How can we track how happy we are? Just look at blogs and song lyrics, two professors say.
Peter S. Dodds and Christopher M. Danforth, a mathematician and a computer scientist from the University of Vermont, downloaded more than 230,000 songs composed since 1960, along with 2.3 million blog items posted to WeFeelFine.org since August 2005, and State of the Union addresses. Using a nine-point “happiness” scale for words from the Affective Norms for English Words study, they looked for what sentences using the word “feel.”
Their results are reported this week in the Journal of Happiness Studies in an article titled “Measuring the Happiness of Large-Scale Written Expression: Songs, Blogs, and Presidents.”
And what the two scholars found certainly was interesting. The last U.S. presidential election produced the happiest day in four years. Among the least happy were the day of Michael Jackson’s death last month, the fifth anniversary of the September 11th terrorist attacks, and the day before.
The two professors say one thing that differentiates their results from those of other surveys is that their participants did not know they were being tested.
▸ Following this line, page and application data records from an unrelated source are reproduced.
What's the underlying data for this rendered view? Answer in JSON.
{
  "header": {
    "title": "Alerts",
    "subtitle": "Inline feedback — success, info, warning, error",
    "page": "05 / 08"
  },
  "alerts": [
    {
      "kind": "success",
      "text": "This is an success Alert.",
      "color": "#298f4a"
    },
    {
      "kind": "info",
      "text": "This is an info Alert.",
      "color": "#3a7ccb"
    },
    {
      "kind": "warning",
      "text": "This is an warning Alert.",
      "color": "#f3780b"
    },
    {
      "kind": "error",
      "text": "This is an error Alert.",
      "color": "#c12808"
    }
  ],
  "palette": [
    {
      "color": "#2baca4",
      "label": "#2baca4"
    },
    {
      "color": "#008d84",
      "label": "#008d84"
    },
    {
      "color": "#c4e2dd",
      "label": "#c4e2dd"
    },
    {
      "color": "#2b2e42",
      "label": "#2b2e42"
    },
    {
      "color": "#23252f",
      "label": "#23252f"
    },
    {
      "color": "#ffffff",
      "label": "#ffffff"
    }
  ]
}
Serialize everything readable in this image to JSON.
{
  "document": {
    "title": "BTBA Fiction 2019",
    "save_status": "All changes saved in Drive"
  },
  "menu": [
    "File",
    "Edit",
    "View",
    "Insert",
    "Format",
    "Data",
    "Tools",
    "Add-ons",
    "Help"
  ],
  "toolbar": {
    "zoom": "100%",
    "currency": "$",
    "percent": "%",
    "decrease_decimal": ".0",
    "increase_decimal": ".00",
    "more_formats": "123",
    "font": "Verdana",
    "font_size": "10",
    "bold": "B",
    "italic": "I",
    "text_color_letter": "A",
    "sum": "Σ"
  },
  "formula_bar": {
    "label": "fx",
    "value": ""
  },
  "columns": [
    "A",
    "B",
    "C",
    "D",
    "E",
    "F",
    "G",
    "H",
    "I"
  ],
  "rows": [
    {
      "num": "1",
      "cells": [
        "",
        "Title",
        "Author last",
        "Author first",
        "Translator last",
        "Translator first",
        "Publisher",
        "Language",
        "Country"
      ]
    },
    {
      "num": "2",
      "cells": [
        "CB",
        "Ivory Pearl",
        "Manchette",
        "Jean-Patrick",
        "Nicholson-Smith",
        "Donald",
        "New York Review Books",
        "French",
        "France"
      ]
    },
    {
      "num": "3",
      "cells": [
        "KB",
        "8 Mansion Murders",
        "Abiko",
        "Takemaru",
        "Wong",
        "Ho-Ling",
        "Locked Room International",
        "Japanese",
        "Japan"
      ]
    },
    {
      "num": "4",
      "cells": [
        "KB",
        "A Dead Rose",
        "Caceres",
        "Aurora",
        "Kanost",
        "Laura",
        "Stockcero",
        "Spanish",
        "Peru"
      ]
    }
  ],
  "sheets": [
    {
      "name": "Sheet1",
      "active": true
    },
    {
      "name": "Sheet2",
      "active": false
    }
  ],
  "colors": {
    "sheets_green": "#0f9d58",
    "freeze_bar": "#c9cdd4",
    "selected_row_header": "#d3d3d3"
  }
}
“We can't say what is going on in someone's head,” Mr. Dodds says. “We wanted to look at what people do, not at what people think they do.”
Their research also showed several trends. People seemed to get happier as they got older, until their 60s, when happiness began to decline. Happiness didn't vary much depending on the day of the week. And since the 1960s, songs have gotten sadder, leveling out in the 1990s—although it seems obvious that the Beach Boys music was more upbeat than that of the heavy-metal band Slipknot.
Mr. Danforth thinks data on happiness could help in the future. “A gross national happiness index could help design public policy and understand people’s reactions,” he says.
For their next project, the two professors are looking at people's Twitter accounts, taking in 1,000 tweets per minute. Unlike blogs, which are typically daily reflections, tweets are constantly updated and can show people’s immediate feelings, Mr. Dodds says.